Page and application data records
• • • •

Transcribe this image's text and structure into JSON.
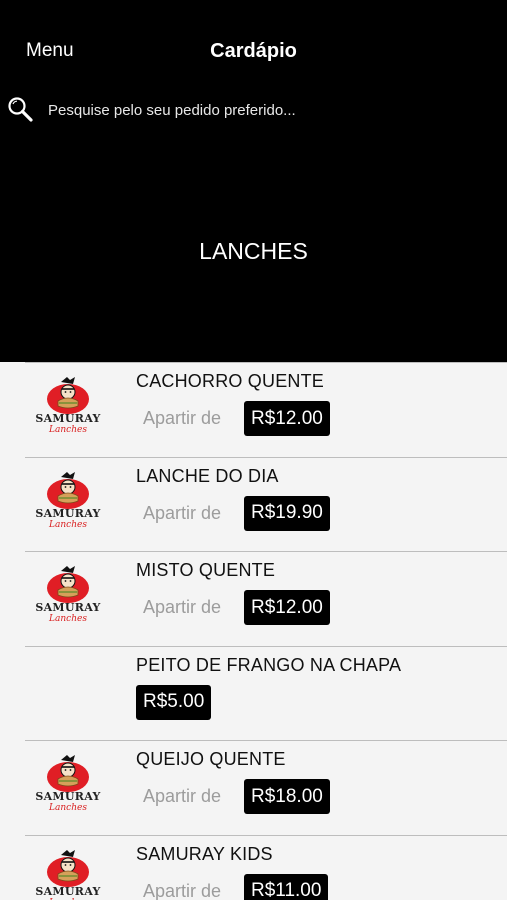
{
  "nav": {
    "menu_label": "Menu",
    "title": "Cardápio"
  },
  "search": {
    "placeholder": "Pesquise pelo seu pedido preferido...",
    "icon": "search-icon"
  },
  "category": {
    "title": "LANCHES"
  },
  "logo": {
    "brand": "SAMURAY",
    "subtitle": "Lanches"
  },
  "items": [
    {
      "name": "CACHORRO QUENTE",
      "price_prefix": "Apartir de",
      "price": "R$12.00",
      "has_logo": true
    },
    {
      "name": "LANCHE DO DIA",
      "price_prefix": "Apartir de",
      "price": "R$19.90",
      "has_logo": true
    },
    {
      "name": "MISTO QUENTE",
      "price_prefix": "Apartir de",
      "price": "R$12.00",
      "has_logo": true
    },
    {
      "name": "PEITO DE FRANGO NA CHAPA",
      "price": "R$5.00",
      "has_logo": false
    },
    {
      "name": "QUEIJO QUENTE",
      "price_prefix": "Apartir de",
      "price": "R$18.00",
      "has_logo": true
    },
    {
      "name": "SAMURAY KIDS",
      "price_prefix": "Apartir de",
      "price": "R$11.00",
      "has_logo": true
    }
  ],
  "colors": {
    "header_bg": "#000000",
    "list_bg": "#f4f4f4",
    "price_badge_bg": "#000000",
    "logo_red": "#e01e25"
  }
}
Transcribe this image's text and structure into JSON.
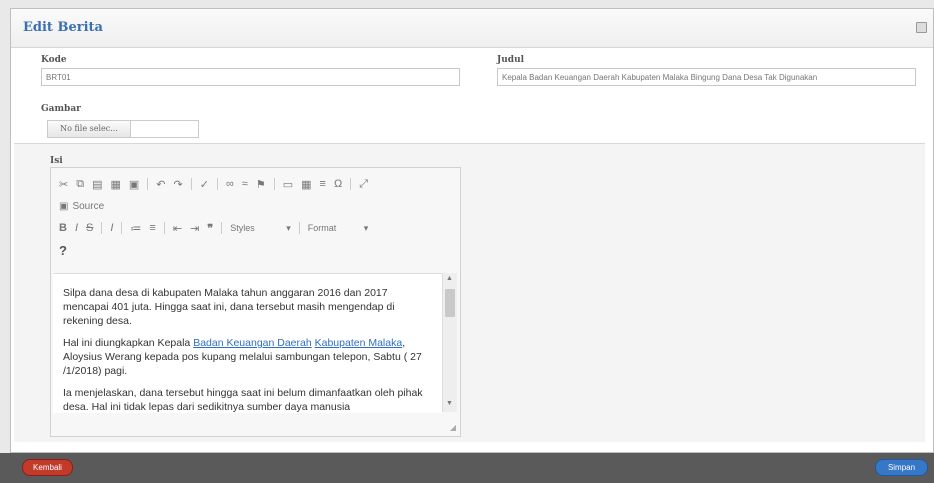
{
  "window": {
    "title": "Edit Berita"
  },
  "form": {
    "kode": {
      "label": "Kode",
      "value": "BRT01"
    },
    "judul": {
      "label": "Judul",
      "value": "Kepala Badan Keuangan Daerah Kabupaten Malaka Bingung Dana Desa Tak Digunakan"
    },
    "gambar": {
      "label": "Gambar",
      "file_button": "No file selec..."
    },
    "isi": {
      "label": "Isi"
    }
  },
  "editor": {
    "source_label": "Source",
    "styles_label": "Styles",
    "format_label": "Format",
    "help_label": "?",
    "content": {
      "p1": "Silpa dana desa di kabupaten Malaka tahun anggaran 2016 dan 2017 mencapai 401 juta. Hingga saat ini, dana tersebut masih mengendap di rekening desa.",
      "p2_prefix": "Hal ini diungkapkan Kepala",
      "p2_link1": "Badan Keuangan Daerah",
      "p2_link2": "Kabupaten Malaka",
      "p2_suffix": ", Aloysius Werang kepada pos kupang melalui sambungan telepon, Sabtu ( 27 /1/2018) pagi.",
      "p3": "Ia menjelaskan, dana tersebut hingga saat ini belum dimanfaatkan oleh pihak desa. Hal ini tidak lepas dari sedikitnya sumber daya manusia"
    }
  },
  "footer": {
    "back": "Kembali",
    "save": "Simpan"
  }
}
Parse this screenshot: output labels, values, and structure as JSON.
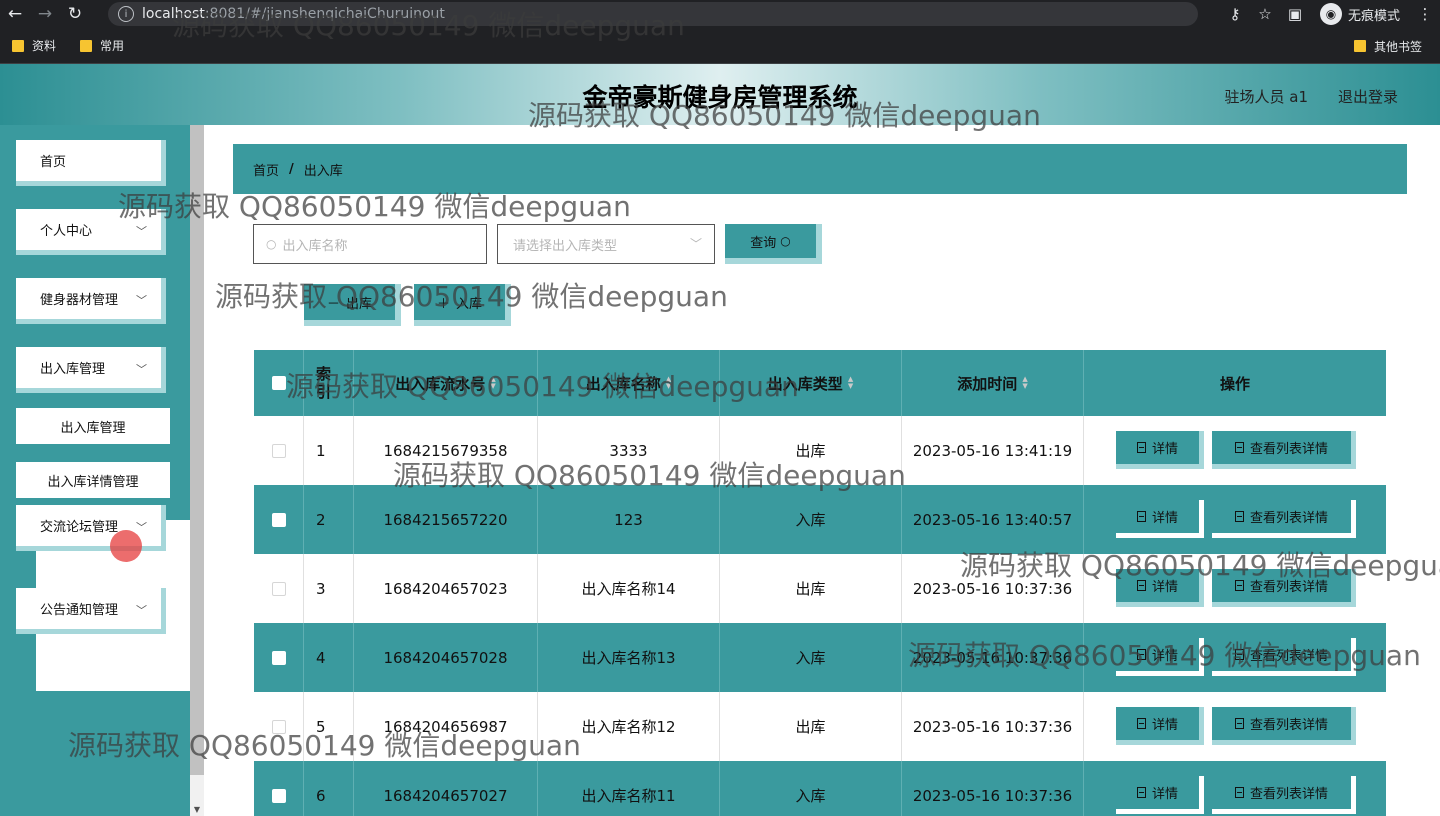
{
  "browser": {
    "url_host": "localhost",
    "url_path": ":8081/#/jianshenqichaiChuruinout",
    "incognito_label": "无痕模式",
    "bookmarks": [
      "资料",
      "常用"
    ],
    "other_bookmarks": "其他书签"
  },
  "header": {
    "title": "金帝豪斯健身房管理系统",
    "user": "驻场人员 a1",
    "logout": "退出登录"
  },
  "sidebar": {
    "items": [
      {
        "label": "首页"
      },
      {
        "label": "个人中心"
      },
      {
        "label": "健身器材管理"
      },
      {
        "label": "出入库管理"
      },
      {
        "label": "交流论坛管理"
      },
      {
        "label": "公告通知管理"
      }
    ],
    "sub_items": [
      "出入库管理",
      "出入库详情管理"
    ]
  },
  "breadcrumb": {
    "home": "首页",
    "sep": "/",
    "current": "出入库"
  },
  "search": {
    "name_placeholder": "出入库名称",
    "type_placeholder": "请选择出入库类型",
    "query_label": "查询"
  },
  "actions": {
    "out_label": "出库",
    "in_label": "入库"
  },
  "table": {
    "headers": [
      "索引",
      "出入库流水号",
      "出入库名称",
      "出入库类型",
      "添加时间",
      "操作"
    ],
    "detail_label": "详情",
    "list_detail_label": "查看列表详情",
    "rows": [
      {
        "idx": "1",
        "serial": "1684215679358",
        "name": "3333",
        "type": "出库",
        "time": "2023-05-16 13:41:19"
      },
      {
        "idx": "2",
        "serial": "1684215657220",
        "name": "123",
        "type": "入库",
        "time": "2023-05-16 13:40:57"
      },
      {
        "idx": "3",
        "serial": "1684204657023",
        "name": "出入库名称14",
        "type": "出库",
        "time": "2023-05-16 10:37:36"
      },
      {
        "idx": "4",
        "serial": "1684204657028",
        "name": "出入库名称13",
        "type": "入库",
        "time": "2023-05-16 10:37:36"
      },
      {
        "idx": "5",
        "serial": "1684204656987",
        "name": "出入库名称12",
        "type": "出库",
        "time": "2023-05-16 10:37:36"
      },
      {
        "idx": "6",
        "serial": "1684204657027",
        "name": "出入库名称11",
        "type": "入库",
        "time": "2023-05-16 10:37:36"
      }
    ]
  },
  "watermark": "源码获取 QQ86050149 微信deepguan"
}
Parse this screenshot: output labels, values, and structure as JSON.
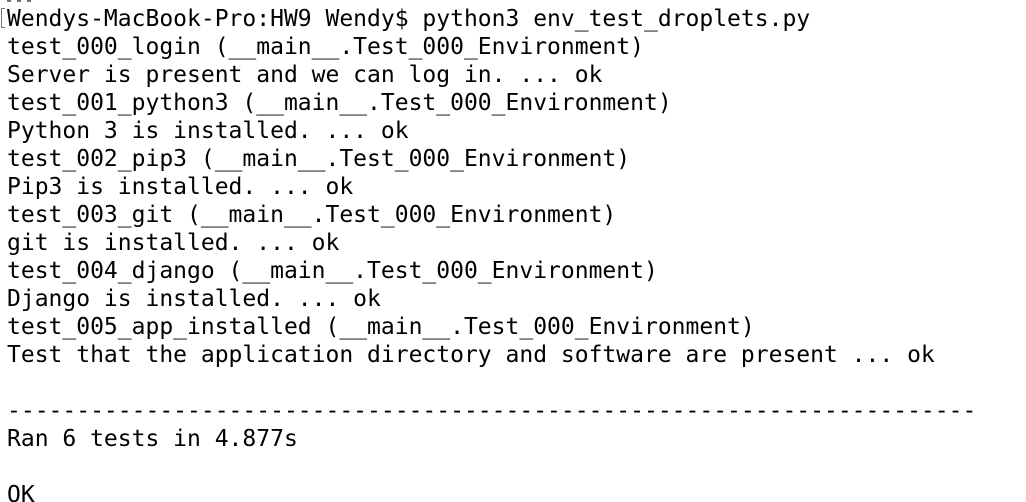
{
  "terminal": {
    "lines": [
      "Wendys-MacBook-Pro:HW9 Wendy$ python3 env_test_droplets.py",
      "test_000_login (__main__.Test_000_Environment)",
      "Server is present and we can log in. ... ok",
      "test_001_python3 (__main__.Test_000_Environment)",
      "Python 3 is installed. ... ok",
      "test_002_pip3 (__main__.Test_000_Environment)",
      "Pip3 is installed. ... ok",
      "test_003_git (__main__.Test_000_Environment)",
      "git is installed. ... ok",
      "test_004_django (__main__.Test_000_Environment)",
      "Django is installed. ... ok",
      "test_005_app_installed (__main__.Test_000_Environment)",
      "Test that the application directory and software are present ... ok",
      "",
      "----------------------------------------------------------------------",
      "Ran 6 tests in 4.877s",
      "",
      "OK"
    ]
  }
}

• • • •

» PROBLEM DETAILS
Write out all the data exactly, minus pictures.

» THE ANSWER
Transcribe this image's text and structure into JSON.
{
  "nav": {
    "menu_label": "Menu",
    "title": "Cardápio"
  },
  "search": {
    "placeholder": "Pesquise pelo seu pedido preferido...",
    "icon": "search-icon"
  },
  "category": {
    "title": "LANCHES"
  },
  "logo": {
    "brand": "SAMURAY",
    "subtitle": "Lanches"
  },
  "items": [
    {
      "name": "CACHORRO QUENTE",
      "price_prefix": "Apartir de",
      "price": "R$12.00",
      "has_logo": true
    },
    {
      "name": "LANCHE DO DIA",
      "price_prefix": "Apartir de",
      "price": "R$19.90",
      "has_logo": true
    },
    {
      "name": "MISTO QUENTE",
      "price_prefix": "Apartir de",
      "price": "R$12.00",
      "has_logo": true
    },
    {
      "name": "PEITO DE FRANGO NA CHAPA",
      "price": "R$5.00",
      "has_logo": false
    },
    {
      "name": "QUEIJO QUENTE",
      "price_prefix": "Apartir de",
      "price": "R$18.00",
      "has_logo": true
    },
    {
      "name": "SAMURAY KIDS",
      "price_prefix": "Apartir de",
      "price": "R$11.00",
      "has_logo": true
    }
  ],
  "colors": {
    "header_bg": "#000000",
    "list_bg": "#f4f4f4",
    "price_badge_bg": "#000000",
    "logo_red": "#e01e25"
  }
}
Transcribe this image's text and structure into JSON.
{
  "window": {
    "title": "Edit Berita"
  },
  "form": {
    "kode": {
      "label": "Kode",
      "value": "BRT01"
    },
    "judul": {
      "label": "Judul",
      "value": "Kepala Badan Keuangan Daerah Kabupaten Malaka Bingung Dana Desa Tak Digunakan"
    },
    "gambar": {
      "label": "Gambar",
      "file_button": "No file selec..."
    },
    "isi": {
      "label": "Isi"
    }
  },
  "editor": {
    "source_label": "Source",
    "styles_label": "Styles",
    "format_label": "Format",
    "help_label": "?",
    "content": {
      "p1": "Silpa dana desa di kabupaten Malaka tahun anggaran 2016 dan 2017 mencapai 401 juta. Hingga saat ini, dana tersebut masih mengendap di rekening desa.",
      "p2_prefix": "Hal ini diungkapkan Kepala",
      "p2_link1": "Badan Keuangan Daerah",
      "p2_link2": "Kabupaten Malaka",
      "p2_suffix": ", Aloysius Werang kepada pos kupang melalui sambungan telepon, Sabtu ( 27 /1/2018) pagi.",
      "p3": "Ia menjelaskan, dana tersebut hingga saat ini belum dimanfaatkan oleh pihak desa. Hal ini tidak lepas dari sedikitnya sumber daya manusia"
    }
  },
  "footer": {
    "back": "Kembali",
    "save": "Simpan"
  }
}
Parse this screenshot: output labels, values, and structure as JSON.
{
  "browser": {
    "url_host": "localhost",
    "url_path": ":8081/#/jianshenqichaiChuruinout",
    "incognito_label": "无痕模式",
    "bookmarks": [
      "资料",
      "常用"
    ],
    "other_bookmarks": "其他书签"
  },
  "header": {
    "title": "金帝豪斯健身房管理系统",
    "user": "驻场人员 a1",
    "logout": "退出登录"
  },
  "sidebar": {
    "items": [
      {
        "label": "首页"
      },
      {
        "label": "个人中心"
      },
      {
        "label": "健身器材管理"
      },
      {
        "label": "出入库管理"
      },
      {
        "label": "交流论坛管理"
      },
      {
        "label": "公告通知管理"
      }
    ],
    "sub_items": [
      "出入库管理",
      "出入库详情管理"
    ]
  },
  "breadcrumb": {
    "home": "首页",
    "sep": "/",
    "current": "出入库"
  },
  "search": {
    "name_placeholder": "出入库名称",
    "type_placeholder": "请选择出入库类型",
    "query_label": "查询"
  },
  "actions": {
    "out_label": "出库",
    "in_label": "入库"
  },
  "table": {
    "headers": [
      "索引",
      "出入库流水号",
      "出入库名称",
      "出入库类型",
      "添加时间",
      "操作"
    ],
    "detail_label": "详情",
    "list_detail_label": "查看列表详情",
    "rows": [
      {
        "idx": "1",
        "serial": "1684215679358",
        "name": "3333",
        "type": "出库",
        "time": "2023-05-16 13:41:19"
      },
      {
        "idx": "2",
        "serial": "1684215657220",
        "name": "123",
        "type": "入库",
        "time": "2023-05-16 13:40:57"
      },
      {
        "idx": "3",
        "serial": "1684204657023",
        "name": "出入库名称14",
        "type": "出库",
        "time": "2023-05-16 10:37:36"
      },
      {
        "idx": "4",
        "serial": "1684204657028",
        "name": "出入库名称13",
        "type": "入库",
        "time": "2023-05-16 10:37:36"
      },
      {
        "idx": "5",
        "serial": "1684204656987",
        "name": "出入库名称12",
        "type": "出库",
        "time": "2023-05-16 10:37:36"
      },
      {
        "idx": "6",
        "serial": "1684204657027",
        "name": "出入库名称11",
        "type": "入库",
        "time": "2023-05-16 10:37:36"
      }
    ]
  },
  "watermark": "源码获取 QQ86050149 微信deepguan"
}
Parse this screenshot: output labels, values, and structure as JSON.
{
  "terminal": {
    "lines": [
      "Wendys-MacBook-Pro:HW9 Wendy$ python3 env_test_droplets.py",
      "test_000_login (__main__.Test_000_Environment)",
      "Server is present and we can log in. ... ok",
      "test_001_python3 (__main__.Test_000_Environment)",
      "Python 3 is installed. ... ok",
      "test_002_pip3 (__main__.Test_000_Environment)",
      "Pip3 is installed. ... ok",
      "test_003_git (__main__.Test_000_Environment)",
      "git is installed. ... ok",
      "test_004_django (__main__.Test_000_Environment)",
      "Django is installed. ... ok",
      "test_005_app_installed (__main__.Test_000_Environment)",
      "Test that the application directory and software are present ... ok",
      "",
      "----------------------------------------------------------------------",
      "Ran 6 tests in 4.877s",
      "",
      "OK"
    ]
  }
}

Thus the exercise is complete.